The same location as the map above. When a visitor to the Web App clicks on a segment of an existing road easement, the relevant information (including case file number, as above) appears in a pop-up box.

 

The Future of Access

Here’s where the MAPLand Act comes in. The Modernizing Access to Our Public Lands Act, S. 904, would provide agencies like the BLM, Forest Service, and National Parks Service with the direction and funding to establish and make publicly available the type of detailed, digital access records like those now available through the BLM Montana/Dakotas Public Land Access Web App. Not only would this include easements, which in most places are only held on paper files, but all sorts of other map-based recreational information. Such records would include information about legal easements and rights-of-way that provide public land access across private land; seasonal or vehicle-type restrictions on public roads and trails; boundaries of areas where any special rules or prohibitions apply to activities like target shooting or hunting; and areas of public waters that are closed to watercraft or subject to horsepower restrictions. 

Most importantly, in a digitized format this information would be available to the public in an easy-to-find and easy-to-use interface. Whether in the field on your smartphone or planning your next public land adventure from home, a click of the mouse or a tap of your finger could bring up exactly what you need to know in order to stay legal and safe on your hunting or fishing trip. In addition to helping you take full advantage of existing opportunities, the agencies themselves would benefit from these resources by more effectively managing their holdings, reducing user conflict, identifying public lands with limited or nonexistent access, and taking proactive steps to expand recreational opportunities. 

The reintroduction of the MAPLand Act in the Senate last week should be welcome news for sportsmen and sportswomen. A modern mapping system to serve the growing numbers of outdoor recreators is a long-overdue, common-sense investment. It is critical that lawmakers hear your voice on this issue.  

TAKE ACTION NOW

 

HOW YOU CAN HELP

CONSERVATION WORKS FOR AMERICA

As our nation rebounds from the COVID pandemic, policymakers are considering significant investments in infrastructure.  Hunters and anglers see this as an opportunity to create jobs, restore habitat, and preserve fish and wildlife.
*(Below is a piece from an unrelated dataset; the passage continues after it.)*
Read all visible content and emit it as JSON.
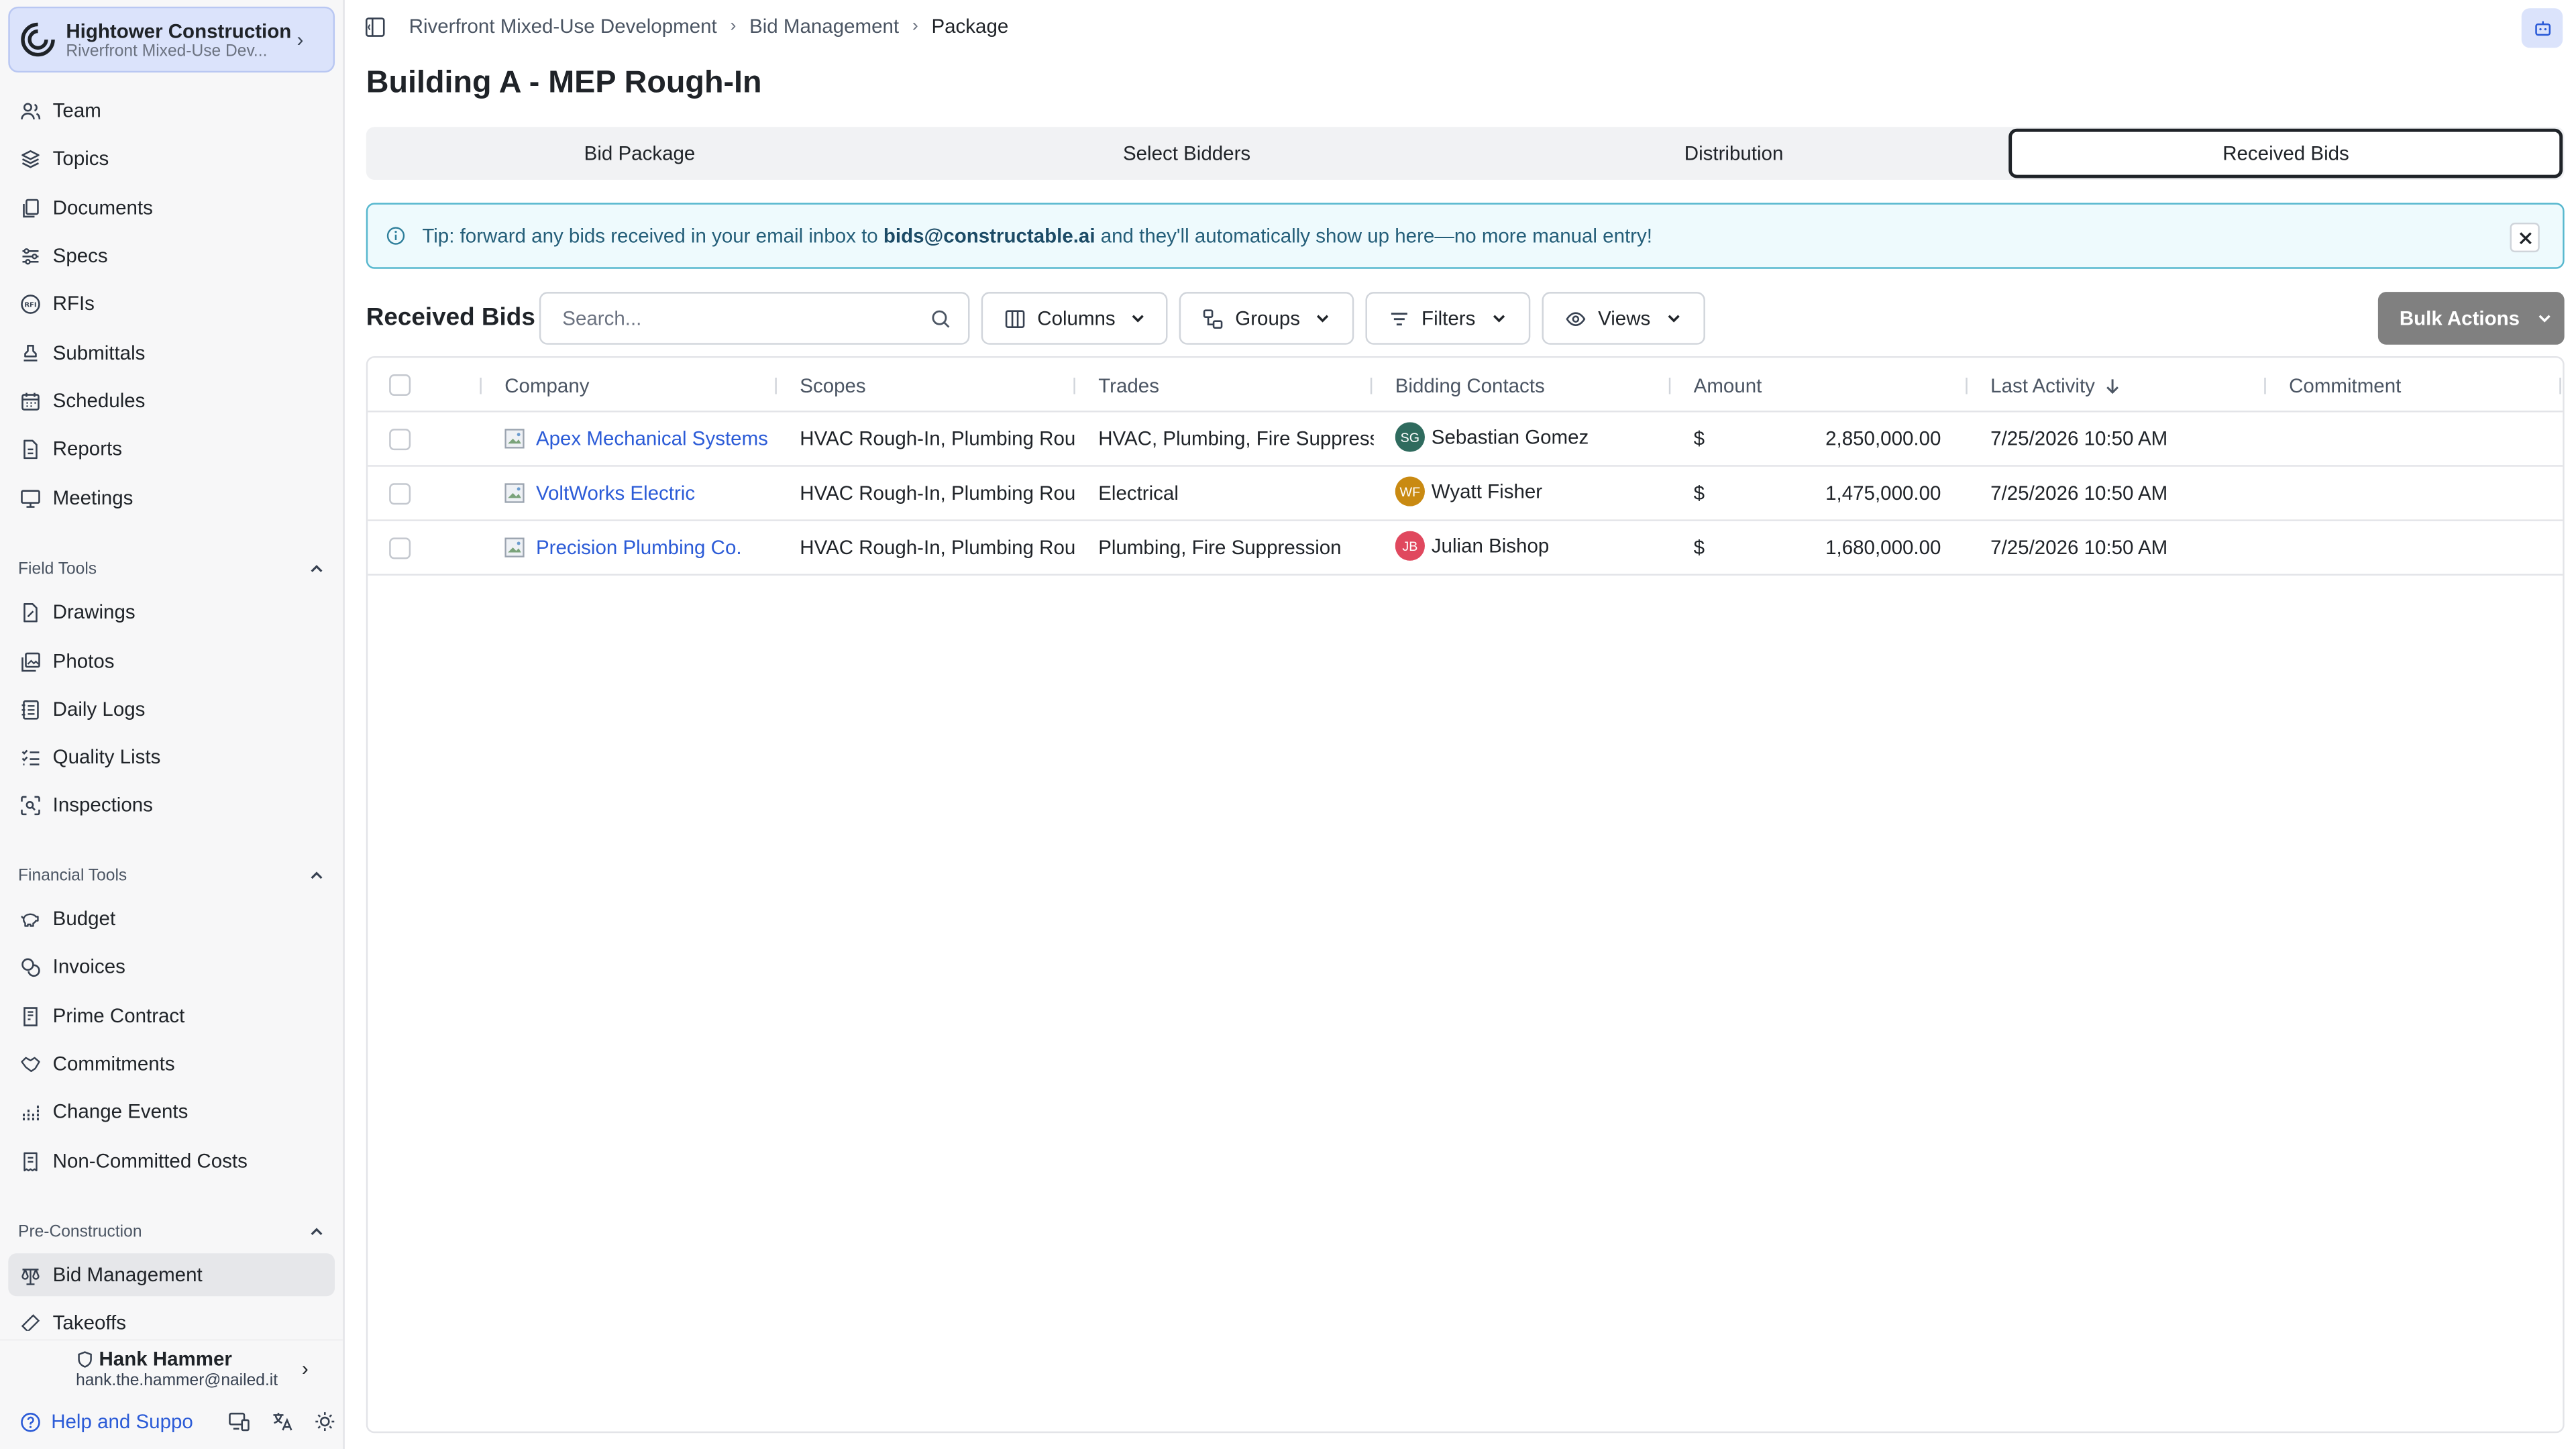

Learn More
Subscribe

You have Successfully Subscribed!

You have Successfully Subscribed!

You have Successfully Subscribed!

You have Successfully Subscribed!

You have Successfully Subscribed!